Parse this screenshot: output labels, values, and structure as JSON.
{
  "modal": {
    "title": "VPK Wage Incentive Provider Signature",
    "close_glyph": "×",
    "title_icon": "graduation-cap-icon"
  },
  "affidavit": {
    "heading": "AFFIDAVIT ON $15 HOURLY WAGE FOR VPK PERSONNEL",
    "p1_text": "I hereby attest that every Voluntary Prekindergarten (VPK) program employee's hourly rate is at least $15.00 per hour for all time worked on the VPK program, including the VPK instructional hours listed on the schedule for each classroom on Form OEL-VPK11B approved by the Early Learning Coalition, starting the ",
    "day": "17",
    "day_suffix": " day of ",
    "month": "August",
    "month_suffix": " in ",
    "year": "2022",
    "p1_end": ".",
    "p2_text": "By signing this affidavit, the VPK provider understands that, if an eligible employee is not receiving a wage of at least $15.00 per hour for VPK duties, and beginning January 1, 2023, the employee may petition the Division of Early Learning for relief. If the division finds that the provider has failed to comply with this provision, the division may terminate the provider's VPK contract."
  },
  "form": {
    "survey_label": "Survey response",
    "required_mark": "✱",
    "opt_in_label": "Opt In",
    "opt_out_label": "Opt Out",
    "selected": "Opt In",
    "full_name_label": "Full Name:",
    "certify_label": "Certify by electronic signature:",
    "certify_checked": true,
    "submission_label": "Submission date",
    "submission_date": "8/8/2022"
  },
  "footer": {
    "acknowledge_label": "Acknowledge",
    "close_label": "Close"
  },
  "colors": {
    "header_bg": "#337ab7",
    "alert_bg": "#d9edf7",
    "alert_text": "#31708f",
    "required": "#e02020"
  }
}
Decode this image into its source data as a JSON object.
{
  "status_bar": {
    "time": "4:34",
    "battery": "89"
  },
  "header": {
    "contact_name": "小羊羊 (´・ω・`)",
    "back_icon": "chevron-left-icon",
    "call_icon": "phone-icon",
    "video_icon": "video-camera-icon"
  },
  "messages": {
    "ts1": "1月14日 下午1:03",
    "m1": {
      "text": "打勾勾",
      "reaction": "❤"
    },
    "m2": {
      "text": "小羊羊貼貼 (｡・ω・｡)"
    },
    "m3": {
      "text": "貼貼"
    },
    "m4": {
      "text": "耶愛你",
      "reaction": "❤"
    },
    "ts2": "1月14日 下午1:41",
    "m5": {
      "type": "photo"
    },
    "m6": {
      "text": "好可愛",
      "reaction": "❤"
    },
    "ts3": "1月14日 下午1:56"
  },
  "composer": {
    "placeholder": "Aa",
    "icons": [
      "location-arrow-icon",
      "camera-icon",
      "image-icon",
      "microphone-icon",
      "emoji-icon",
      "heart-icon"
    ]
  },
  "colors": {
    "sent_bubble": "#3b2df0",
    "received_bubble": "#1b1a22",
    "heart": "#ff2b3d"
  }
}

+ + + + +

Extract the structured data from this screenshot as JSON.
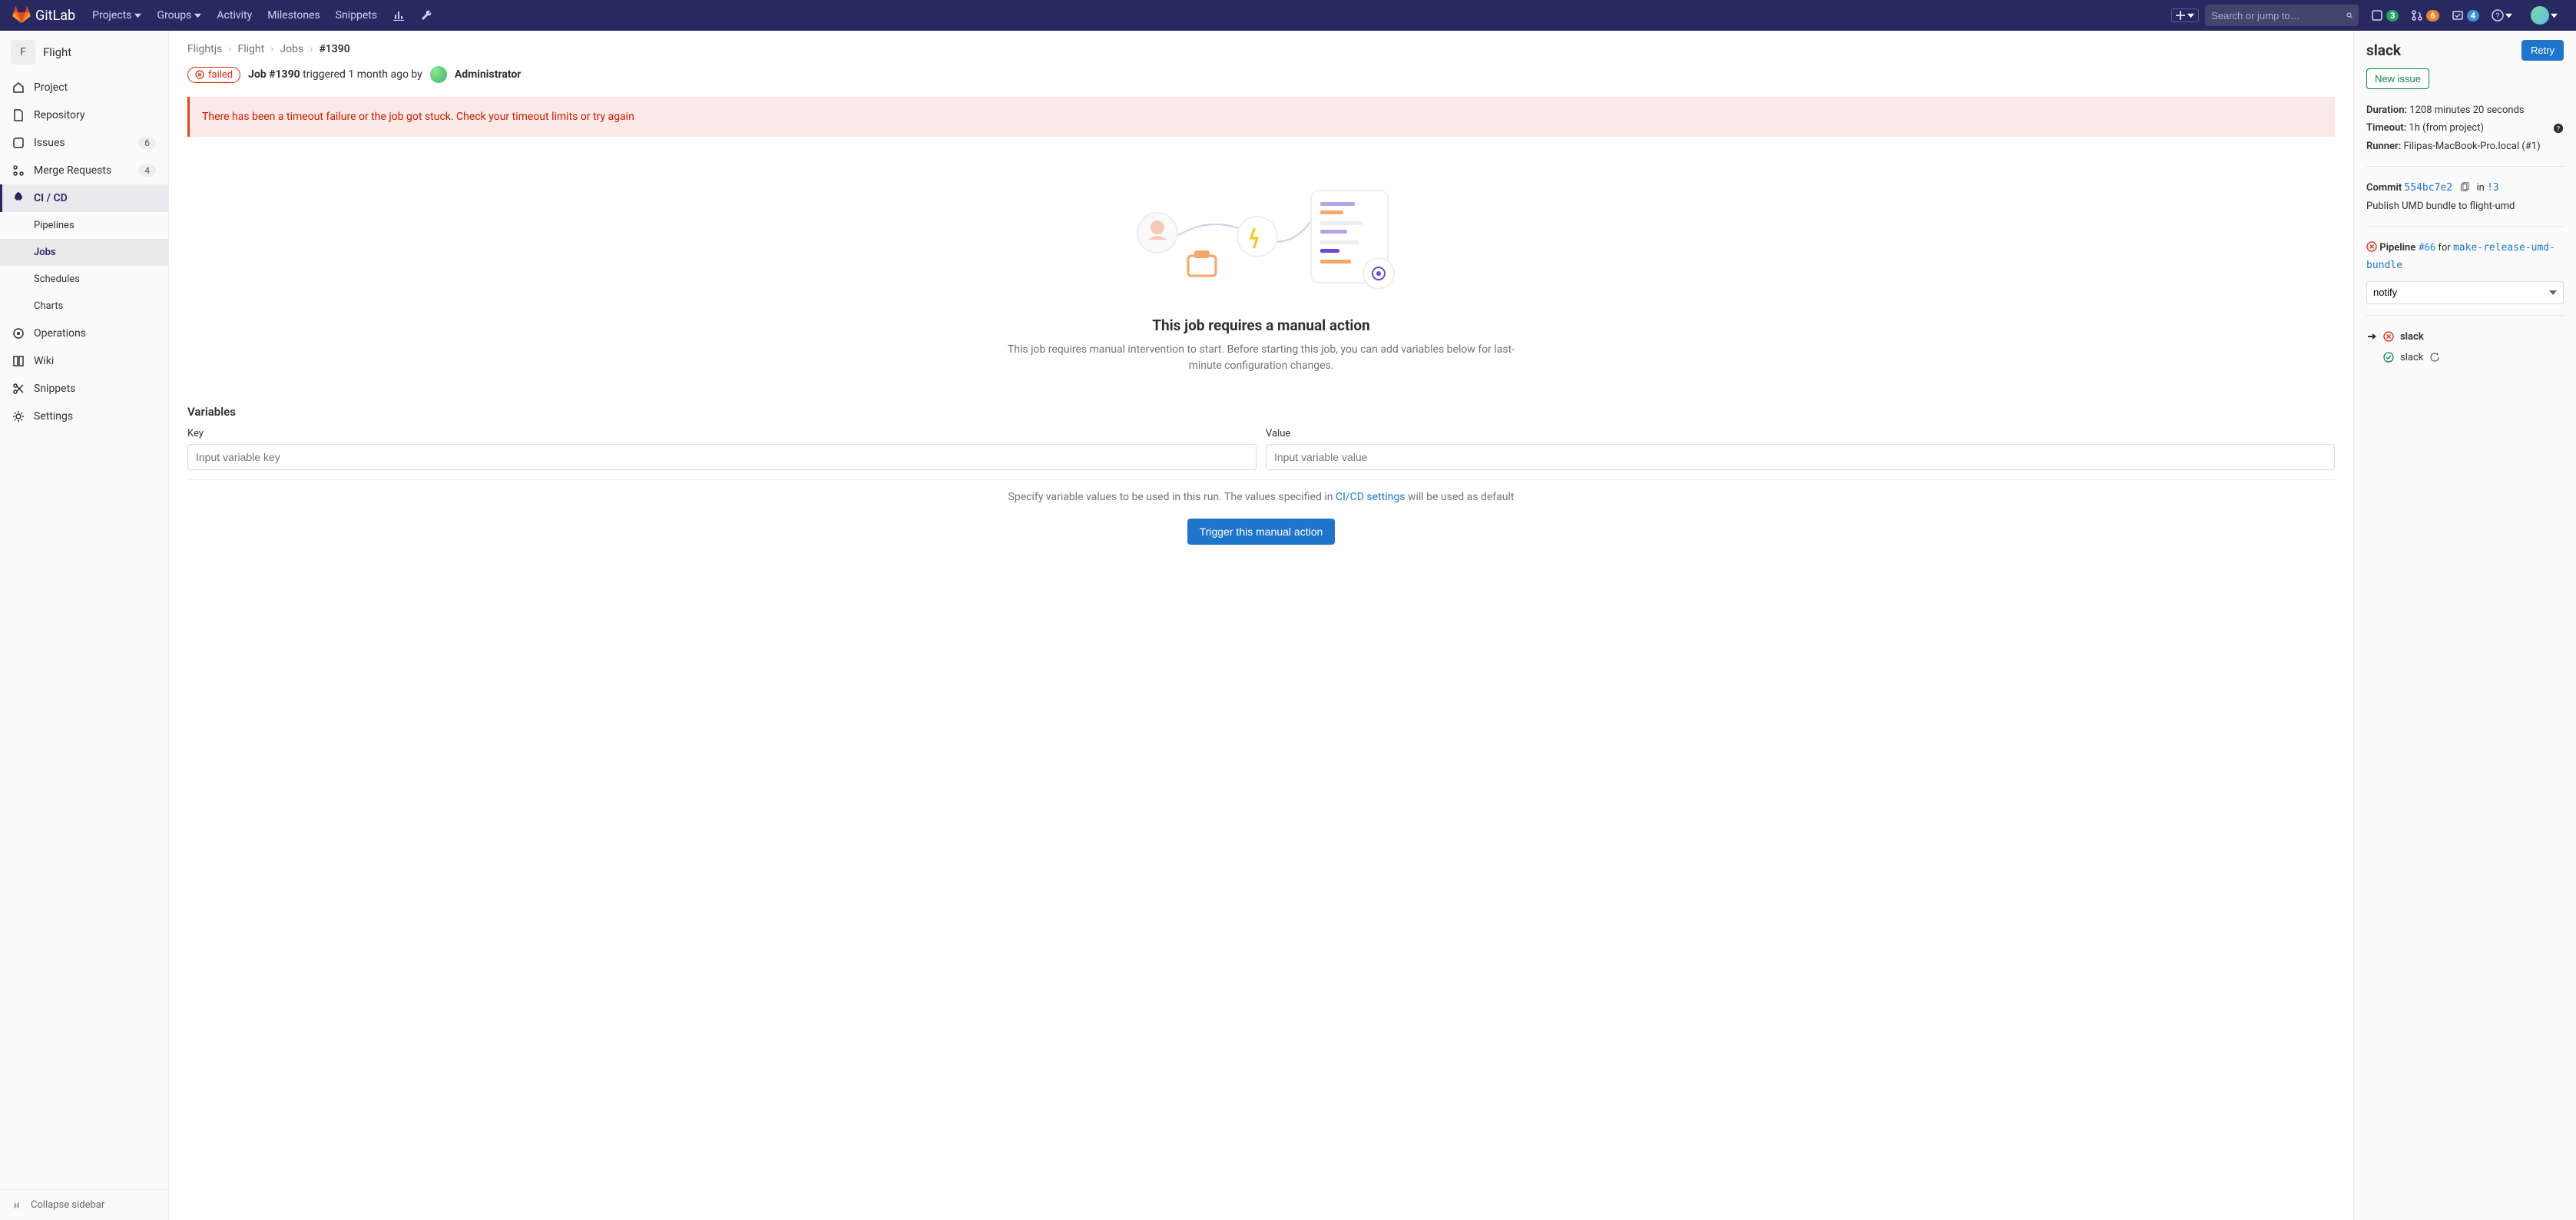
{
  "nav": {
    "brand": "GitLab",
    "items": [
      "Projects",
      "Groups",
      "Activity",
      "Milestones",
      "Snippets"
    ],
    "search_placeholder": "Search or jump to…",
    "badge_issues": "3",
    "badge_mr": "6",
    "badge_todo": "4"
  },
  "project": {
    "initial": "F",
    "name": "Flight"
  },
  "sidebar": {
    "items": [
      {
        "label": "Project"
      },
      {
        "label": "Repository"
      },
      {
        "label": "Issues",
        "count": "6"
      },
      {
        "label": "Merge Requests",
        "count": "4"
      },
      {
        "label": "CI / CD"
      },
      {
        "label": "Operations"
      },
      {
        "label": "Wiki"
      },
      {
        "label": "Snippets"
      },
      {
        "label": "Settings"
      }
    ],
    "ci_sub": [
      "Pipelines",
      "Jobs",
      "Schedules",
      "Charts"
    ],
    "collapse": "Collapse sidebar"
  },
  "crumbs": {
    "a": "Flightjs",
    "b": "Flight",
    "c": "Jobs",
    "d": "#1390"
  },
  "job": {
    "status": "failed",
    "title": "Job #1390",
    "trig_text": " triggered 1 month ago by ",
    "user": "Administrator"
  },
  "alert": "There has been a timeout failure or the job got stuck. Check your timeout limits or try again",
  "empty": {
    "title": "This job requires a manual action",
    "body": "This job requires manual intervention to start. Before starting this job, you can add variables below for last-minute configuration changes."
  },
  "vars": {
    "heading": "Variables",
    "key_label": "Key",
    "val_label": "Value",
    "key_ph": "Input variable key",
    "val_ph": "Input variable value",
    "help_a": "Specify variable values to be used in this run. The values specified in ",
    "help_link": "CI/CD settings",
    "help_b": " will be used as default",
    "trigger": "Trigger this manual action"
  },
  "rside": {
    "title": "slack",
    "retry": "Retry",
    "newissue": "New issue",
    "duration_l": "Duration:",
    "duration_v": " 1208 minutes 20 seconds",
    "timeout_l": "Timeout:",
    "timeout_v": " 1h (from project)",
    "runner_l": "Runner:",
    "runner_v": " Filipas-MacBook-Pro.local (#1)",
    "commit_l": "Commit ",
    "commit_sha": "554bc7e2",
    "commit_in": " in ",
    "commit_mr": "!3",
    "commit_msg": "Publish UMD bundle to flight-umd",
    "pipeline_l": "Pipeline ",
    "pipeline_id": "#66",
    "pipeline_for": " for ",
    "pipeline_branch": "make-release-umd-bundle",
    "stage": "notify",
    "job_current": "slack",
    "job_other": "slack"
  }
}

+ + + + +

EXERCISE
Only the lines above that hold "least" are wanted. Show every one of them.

TASK OUTPUT
    "p1_text": "I hereby attest that every Voluntary Prekindergarten (VPK) program employee's hourly rate is at least $15.00 per hour for all time worked on the VPK program, including the VPK instructional hours listed on the schedule for each classroom on Form OEL-VPK11B approved by the Early Learning Coalition, starting the ",
    "p2_text": "By signing this affidavit, the VPK provider understands that, if an eligible employee is not receiving a wage of at least $15.00 per hour for VPK duties, and beginning January 1, 2023, the employee may petition the Division of Early Learning for relief. If the division finds that the provider has failed to comply with this provision, the division may terminate the provider's VPK contract."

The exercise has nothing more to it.